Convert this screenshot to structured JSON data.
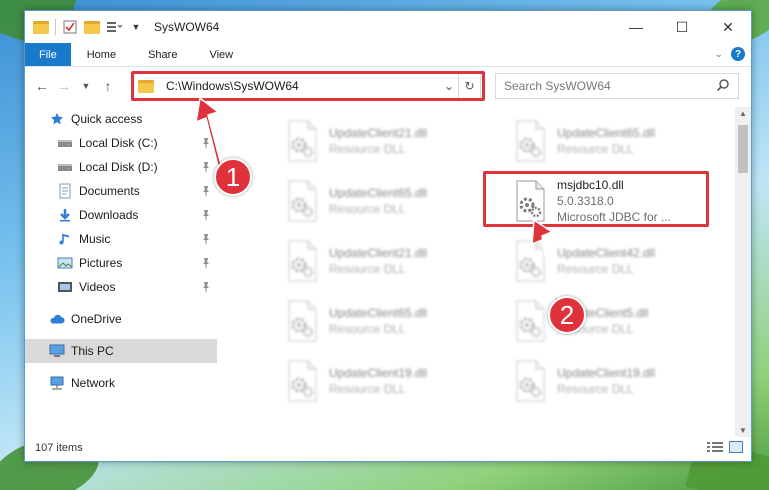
{
  "window": {
    "title": "SysWOW64",
    "controls": {
      "minimize": "—",
      "maximize": "☐",
      "close": "✕"
    }
  },
  "ribbon": {
    "tabs": [
      {
        "label": "File"
      },
      {
        "label": "Home"
      },
      {
        "label": "Share"
      },
      {
        "label": "View"
      }
    ],
    "help": "?"
  },
  "nav": {
    "address_path": "C:\\Windows\\SysWOW64",
    "search_placeholder": "Search SysWOW64"
  },
  "sidebar": {
    "items": [
      {
        "label": "Quick access",
        "icon": "star-icon"
      },
      {
        "label": "Local Disk (C:)",
        "icon": "drive-icon",
        "pinned": true
      },
      {
        "label": "Local Disk (D:)",
        "icon": "drive-icon",
        "pinned": true
      },
      {
        "label": "Documents",
        "icon": "documents-icon",
        "pinned": true
      },
      {
        "label": "Downloads",
        "icon": "download-icon",
        "pinned": true
      },
      {
        "label": "Music",
        "icon": "music-icon",
        "pinned": true
      },
      {
        "label": "Pictures",
        "icon": "pictures-icon",
        "pinned": true
      },
      {
        "label": "Videos",
        "icon": "videos-icon",
        "pinned": true
      },
      {
        "label": "OneDrive",
        "icon": "cloud-icon"
      },
      {
        "label": "This PC",
        "icon": "computer-icon",
        "selected": true
      },
      {
        "label": "Network",
        "icon": "network-icon"
      }
    ]
  },
  "files": [
    {
      "name": "UpdateClient21.dll",
      "type": "Resource DLL"
    },
    {
      "name": "UpdateClient65.dll",
      "type": "Resource DLL"
    },
    {
      "name": "UpdateClient65.dll",
      "type": "Resource DLL"
    },
    {
      "name": "msjdbc10.dll",
      "version": "5.0.3318.0",
      "description": "Microsoft JDBC for ...",
      "highlighted": true
    },
    {
      "name": "UpdateClient21.dll",
      "type": "Resource DLL"
    },
    {
      "name": "UpdateClient42.dll",
      "type": "Resource DLL"
    },
    {
      "name": "UpdateClient65.dll",
      "type": "Resource DLL"
    },
    {
      "name": "UpdateClient5.dll",
      "type": "Resource DLL"
    },
    {
      "name": "UpdateClient19.dll",
      "type": "Resource DLL"
    },
    {
      "name": "UpdateClient19.dll",
      "type": "Resource DLL"
    }
  ],
  "status": {
    "item_count": "107 items"
  },
  "annotations": {
    "step1": "1",
    "step2": "2",
    "color": "#e0323a"
  }
}
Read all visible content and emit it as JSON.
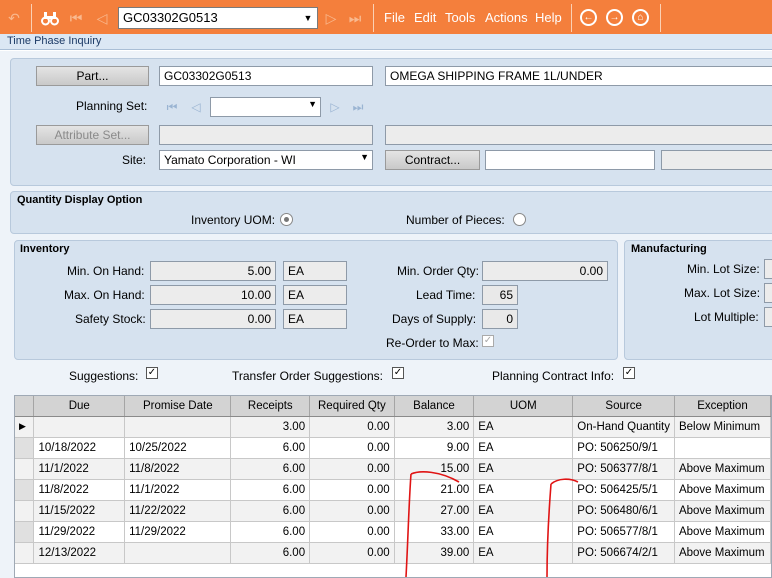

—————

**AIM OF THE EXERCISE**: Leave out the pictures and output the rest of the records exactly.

**RESPONSE TO THIS TASK**:
Convert this screenshot to structured JSON data.
{
  "window": {
    "title": "SysWOW64",
    "controls": {
      "minimize": "—",
      "maximize": "☐",
      "close": "✕"
    }
  },
  "ribbon": {
    "tabs": [
      {
        "label": "File"
      },
      {
        "label": "Home"
      },
      {
        "label": "Share"
      },
      {
        "label": "View"
      }
    ],
    "help": "?"
  },
  "nav": {
    "address_path": "C:\\Windows\\SysWOW64",
    "search_placeholder": "Search SysWOW64"
  },
  "sidebar": {
    "items": [
      {
        "label": "Quick access",
        "icon": "star-icon"
      },
      {
        "label": "Local Disk (C:)",
        "icon": "drive-icon",
        "pinned": true
      },
      {
        "label": "Local Disk (D:)",
        "icon": "drive-icon",
        "pinned": true
      },
      {
        "label": "Documents",
        "icon": "documents-icon",
        "pinned": true
      },
      {
        "label": "Downloads",
        "icon": "download-icon",
        "pinned": true
      },
      {
        "label": "Music",
        "icon": "music-icon",
        "pinned": true
      },
      {
        "label": "Pictures",
        "icon": "pictures-icon",
        "pinned": true
      },
      {
        "label": "Videos",
        "icon": "videos-icon",
        "pinned": true
      },
      {
        "label": "OneDrive",
        "icon": "cloud-icon"
      },
      {
        "label": "This PC",
        "icon": "computer-icon",
        "selected": true
      },
      {
        "label": "Network",
        "icon": "network-icon"
      }
    ]
  },
  "files": [
    {
      "name": "UpdateClient21.dll",
      "type": "Resource DLL"
    },
    {
      "name": "UpdateClient65.dll",
      "type": "Resource DLL"
    },
    {
      "name": "UpdateClient65.dll",
      "type": "Resource DLL"
    },
    {
      "name": "msjdbc10.dll",
      "version": "5.0.3318.0",
      "description": "Microsoft JDBC for ...",
      "highlighted": true
    },
    {
      "name": "UpdateClient21.dll",
      "type": "Resource DLL"
    },
    {
      "name": "UpdateClient42.dll",
      "type": "Resource DLL"
    },
    {
      "name": "UpdateClient65.dll",
      "type": "Resource DLL"
    },
    {
      "name": "UpdateClient5.dll",
      "type": "Resource DLL"
    },
    {
      "name": "UpdateClient19.dll",
      "type": "Resource DLL"
    },
    {
      "name": "UpdateClient19.dll",
      "type": "Resource DLL"
    }
  ],
  "status": {
    "item_count": "107 items"
  },
  "annotations": {
    "step1": "1",
    "step2": "2",
    "color": "#e0323a"
  }
}
Read all visible content and emit it as JSON.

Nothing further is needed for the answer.